The NIHR Leicester BRC undertakes translational clinical research in priority areas of high disease burden and clinical need. These include cardiovascular disease, respiratory disease, and lifestyle, obesity and physical activity. There is also a cross-cutting theme for precision medicine. The BRC harnesses the power of experimental science to explore and develop ways to help prevent and treat chronic disease. It brings together 70 highly skilled researchers, 30 of which are at the forefront of clinical services delivery. By having scientists working closely with clinicians, the BRC can deliver research that is relevant to patients and the professionals who treat them. www.leicesterbrc.nihr.ac.uk
The National Institute for Health Research (NIHR) is the nation's largest funder of health and care research. The NIHR:
The NIHR was established in 2006 to improve the health and wealth of the nation through research, and is funded by the Department of Health and Social Care. In addition to its national role, the NIHR supports applied health research for the direct and primary benefit of people in low- and middle-income countries, using UK aid from the UK government.
This work uses data provided by patients and collected by the NHS as part of their care and support and would not have been possible without access to this data. The NIHR recognises and values the role of patient data, securely accessed and stored, both in underpinning and leading to improvements in research and care. www.nihr.ac.uk/patientdata
Please visit https://www.nihr.ac.uk/covid-19/ to learn about other studies that have been given urgent public health status and the single, national prioritisation process that has been established to prevent duplication of effort and to ensure that the resources and capacity of the health and care system to support COVID-19 research are not exceeded.
University Hospitals Leicester NHS Trust: Every day at Leicester’s Hospitals we save lives, improve lives and usher in new life. We want to continue to improve everything that we do, so that we can achieve our vision: Caring at its best for every patient, every time. Our strategy Becoming the Best describes how we are doing that in a determined, targeted and systematic way for the benefit of our patients.

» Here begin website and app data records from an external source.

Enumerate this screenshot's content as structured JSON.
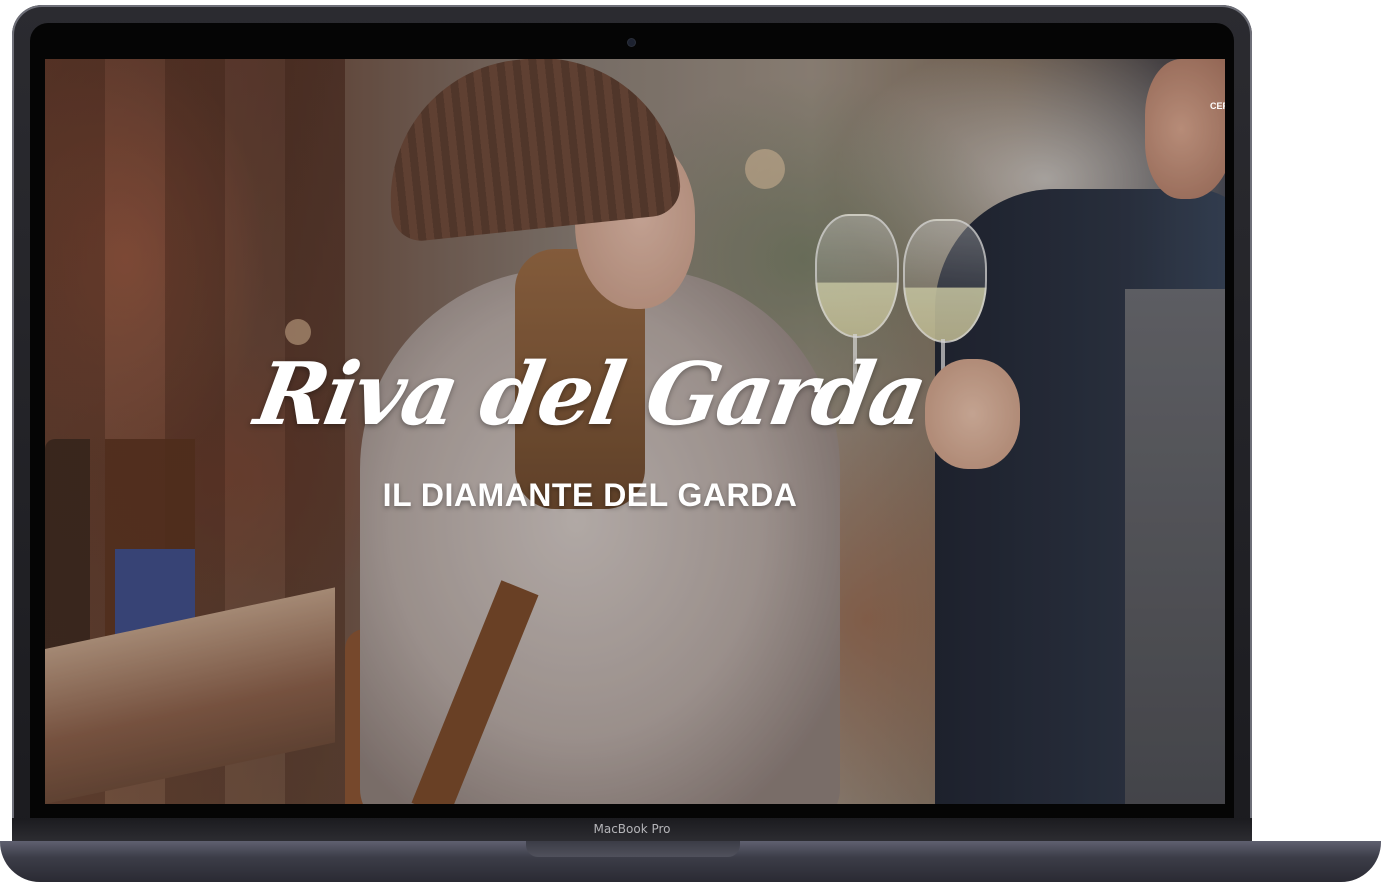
{
  "device": {
    "brand_label": "MacBook Pro"
  },
  "hero": {
    "title": "Riva del Garda",
    "subtitle": "IL DIAMANTE DEL GARDA"
  },
  "nav": {
    "partial_item": "CER"
  },
  "colors": {
    "hero_text": "#ffffff",
    "bezel": "#050505",
    "device_body": "#2b2b30"
  }
}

As one of the largest NHS Trusts in the country, our contribution goes beyond health; we are the largest employer in our region, we educate and train the staff of the future, push the boundaries of research and with our £1bn turnover are an economic engine for East Midlands and beyond.
This is a particularly exciting time for Leicester’s Hospitals. We have been given £450m to reconfigure services and build new hospitals. This will include a new Children’s Hospital, Maternity Hospital, Treatment Centre and two new Intensive Care Units. Equally importantly, we are going “paperless”, with a £12m investment in our NerveCentre computer system to help our team deliver world-class care.

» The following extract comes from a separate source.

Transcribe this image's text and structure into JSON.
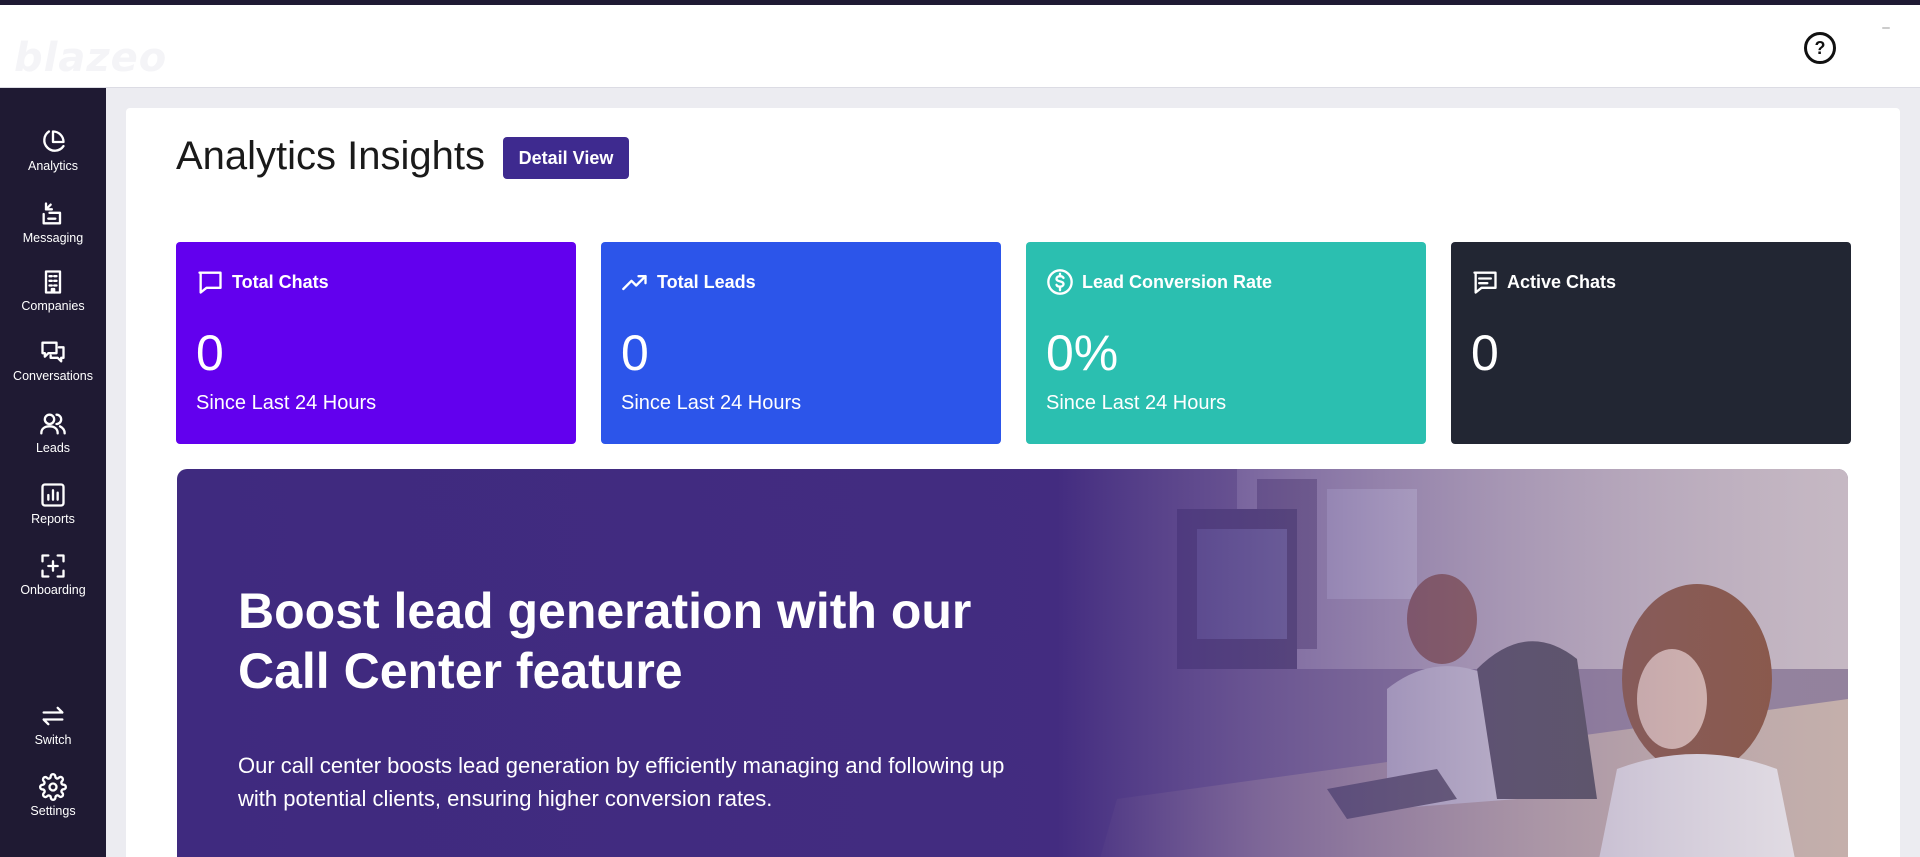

Read more about what we do: www.leicestershospitals.co.uk
About Asthma UK and the British Lung Foundation:
Asthma UK and the British Lung Foundation merged on the 1 January 2020.

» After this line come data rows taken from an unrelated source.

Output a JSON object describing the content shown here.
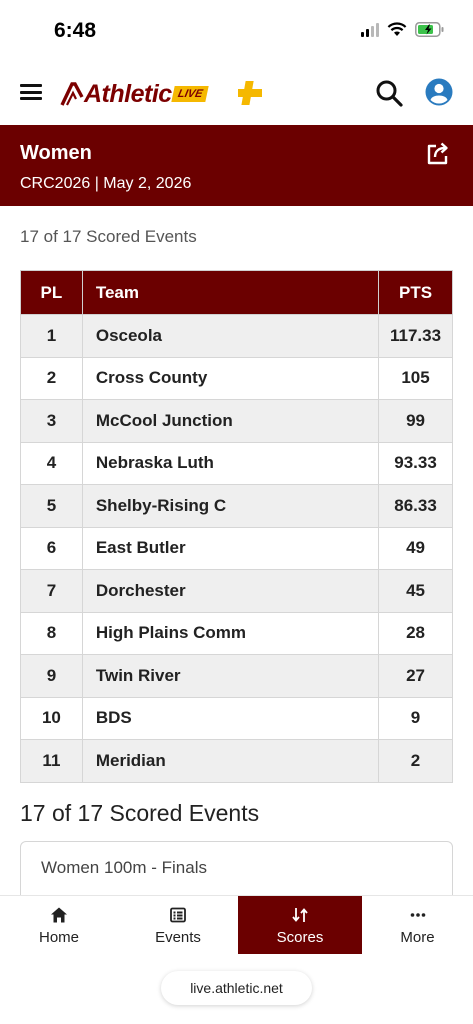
{
  "status": {
    "time": "6:48"
  },
  "header": {
    "logo_text": "Athletic",
    "logo_badge": "LIVE"
  },
  "banner": {
    "title": "Women",
    "subtitle": "CRC2026 | May 2, 2026"
  },
  "scored_events_small": "17 of 17 Scored Events",
  "table": {
    "headers": {
      "place": "PL",
      "team": "Team",
      "points": "PTS"
    },
    "rows": [
      {
        "pl": "1",
        "team": "Osceola",
        "pts": "117.33"
      },
      {
        "pl": "2",
        "team": "Cross County",
        "pts": "105"
      },
      {
        "pl": "3",
        "team": "McCool Junction",
        "pts": "99"
      },
      {
        "pl": "4",
        "team": "Nebraska Luth",
        "pts": "93.33"
      },
      {
        "pl": "5",
        "team": "Shelby-Rising C",
        "pts": "86.33"
      },
      {
        "pl": "6",
        "team": "East Butler",
        "pts": "49"
      },
      {
        "pl": "7",
        "team": "Dorchester",
        "pts": "45"
      },
      {
        "pl": "8",
        "team": "High Plains Comm",
        "pts": "28"
      },
      {
        "pl": "9",
        "team": "Twin River",
        "pts": "27"
      },
      {
        "pl": "10",
        "team": "BDS",
        "pts": "9"
      },
      {
        "pl": "11",
        "team": "Meridian",
        "pts": "2"
      }
    ]
  },
  "scored_events_large": "17 of 17 Scored Events",
  "events": [
    {
      "name": "Women 100m - Finals"
    }
  ],
  "nav": {
    "items": [
      {
        "label": "Home",
        "icon": "home-icon"
      },
      {
        "label": "Events",
        "icon": "list-icon"
      },
      {
        "label": "Scores",
        "icon": "sort-icon",
        "active": true
      },
      {
        "label": "More",
        "icon": "more-icon"
      }
    ]
  },
  "browser": {
    "url": "live.athletic.net"
  },
  "colors": {
    "brand": "#6b0000",
    "accent": "#f5b800",
    "avatar": "#2a7bbf"
  }
}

Asthma UK’s mission is to stop asthma attacks and cure asthma. We do this by funding world leading research, campaigning for improved care and supporting people to reduce their risk of a potentially life-threatening asthma attack. We are entirely funded by voluntary donations. For further information, please visit: http://www.asthma.org.uk.
The British Lung Foundation is the only UK charity fighting to help the 1 in 5 people in the UK affected by lung disease. The charity provides support and information to improve the everyday lives of people with lung disease. We are also campaigning for better diagnosis, treatment and prevention for now and the future. For further information, please visit http://www.blf.org.uk.